_Work instructions_
All lines in the records that carry the string "Android" are to be shown.

Excerpts from an interface dataset:
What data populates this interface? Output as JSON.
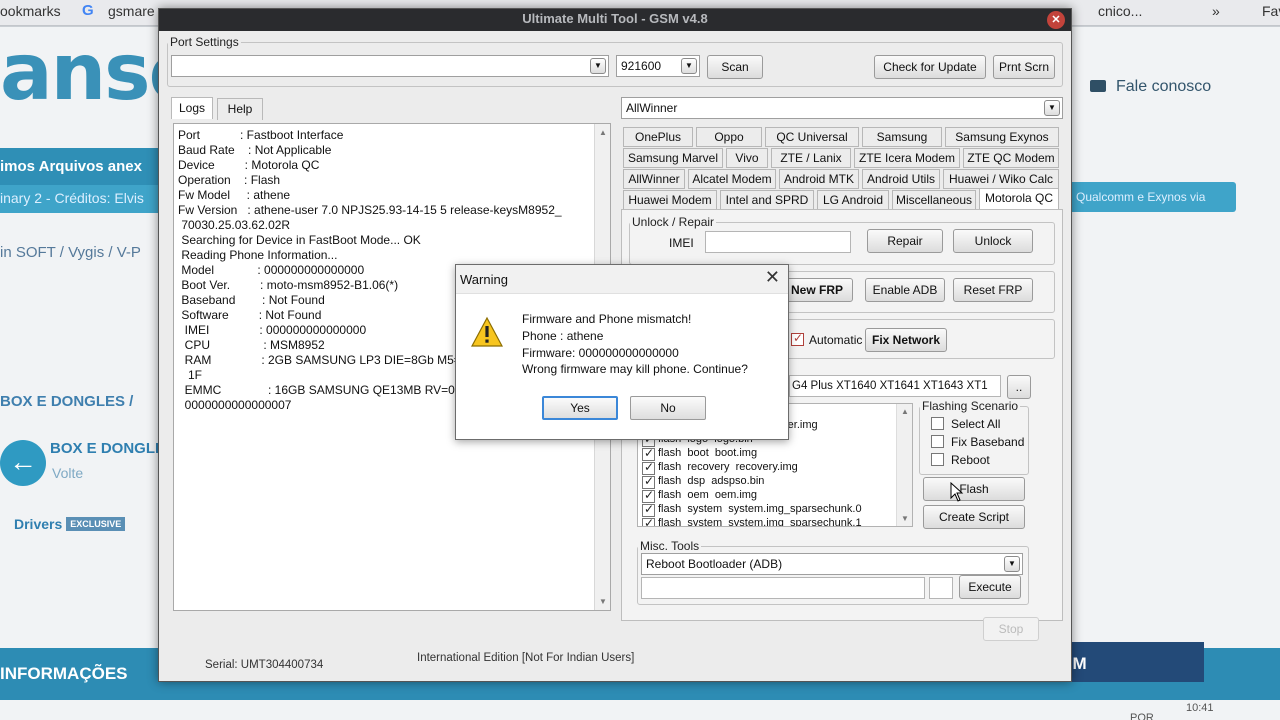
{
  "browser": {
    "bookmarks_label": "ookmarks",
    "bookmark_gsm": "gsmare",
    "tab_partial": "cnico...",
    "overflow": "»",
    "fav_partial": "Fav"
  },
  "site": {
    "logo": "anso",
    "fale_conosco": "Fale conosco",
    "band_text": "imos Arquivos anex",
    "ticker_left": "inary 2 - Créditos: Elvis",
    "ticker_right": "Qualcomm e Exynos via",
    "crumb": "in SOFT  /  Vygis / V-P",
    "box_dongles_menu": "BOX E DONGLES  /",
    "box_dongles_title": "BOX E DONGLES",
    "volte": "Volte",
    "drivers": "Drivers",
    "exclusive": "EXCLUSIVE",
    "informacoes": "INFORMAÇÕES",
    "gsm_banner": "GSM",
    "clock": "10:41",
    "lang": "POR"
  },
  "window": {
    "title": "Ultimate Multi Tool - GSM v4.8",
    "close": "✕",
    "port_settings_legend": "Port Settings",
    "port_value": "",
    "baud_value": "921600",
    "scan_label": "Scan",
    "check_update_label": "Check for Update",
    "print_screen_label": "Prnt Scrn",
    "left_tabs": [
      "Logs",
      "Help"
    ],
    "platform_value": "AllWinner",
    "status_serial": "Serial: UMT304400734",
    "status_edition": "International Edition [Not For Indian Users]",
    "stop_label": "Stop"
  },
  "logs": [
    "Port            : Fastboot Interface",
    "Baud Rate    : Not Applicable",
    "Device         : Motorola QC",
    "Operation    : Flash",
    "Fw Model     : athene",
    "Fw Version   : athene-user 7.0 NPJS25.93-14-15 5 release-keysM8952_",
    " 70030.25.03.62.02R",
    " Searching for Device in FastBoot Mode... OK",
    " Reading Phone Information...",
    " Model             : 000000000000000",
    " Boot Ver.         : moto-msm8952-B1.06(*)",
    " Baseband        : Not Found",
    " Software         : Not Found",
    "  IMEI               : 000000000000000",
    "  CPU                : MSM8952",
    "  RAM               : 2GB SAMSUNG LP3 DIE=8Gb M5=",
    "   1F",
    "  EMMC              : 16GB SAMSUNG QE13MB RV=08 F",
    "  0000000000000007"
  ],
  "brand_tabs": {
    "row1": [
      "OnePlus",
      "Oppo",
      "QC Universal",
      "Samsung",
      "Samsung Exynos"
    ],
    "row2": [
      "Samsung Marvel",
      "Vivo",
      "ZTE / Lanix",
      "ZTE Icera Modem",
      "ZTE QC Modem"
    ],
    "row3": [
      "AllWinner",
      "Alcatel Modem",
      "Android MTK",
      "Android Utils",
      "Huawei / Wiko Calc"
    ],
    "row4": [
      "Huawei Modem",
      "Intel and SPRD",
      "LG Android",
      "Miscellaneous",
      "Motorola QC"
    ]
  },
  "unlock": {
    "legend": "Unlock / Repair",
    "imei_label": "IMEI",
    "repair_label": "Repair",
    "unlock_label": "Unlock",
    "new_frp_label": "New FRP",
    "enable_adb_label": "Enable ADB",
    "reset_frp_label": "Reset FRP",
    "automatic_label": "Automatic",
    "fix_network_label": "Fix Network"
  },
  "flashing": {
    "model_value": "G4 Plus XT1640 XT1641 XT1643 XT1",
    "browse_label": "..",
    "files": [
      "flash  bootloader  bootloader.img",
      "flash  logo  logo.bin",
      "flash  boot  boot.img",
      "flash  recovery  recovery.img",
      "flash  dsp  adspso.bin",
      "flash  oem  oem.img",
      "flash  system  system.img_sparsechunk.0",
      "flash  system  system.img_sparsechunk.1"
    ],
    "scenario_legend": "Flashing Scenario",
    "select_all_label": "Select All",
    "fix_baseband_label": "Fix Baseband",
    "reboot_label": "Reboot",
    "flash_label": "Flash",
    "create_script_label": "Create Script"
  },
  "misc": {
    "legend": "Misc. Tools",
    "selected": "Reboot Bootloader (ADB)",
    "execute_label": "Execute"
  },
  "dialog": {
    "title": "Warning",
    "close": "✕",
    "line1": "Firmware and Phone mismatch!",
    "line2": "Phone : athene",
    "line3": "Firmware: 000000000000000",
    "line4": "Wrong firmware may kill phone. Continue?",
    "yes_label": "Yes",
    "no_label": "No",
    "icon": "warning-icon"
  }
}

_Answer for this exercise_
      "Android MTK",
      "Android Utils",
      "LG Android",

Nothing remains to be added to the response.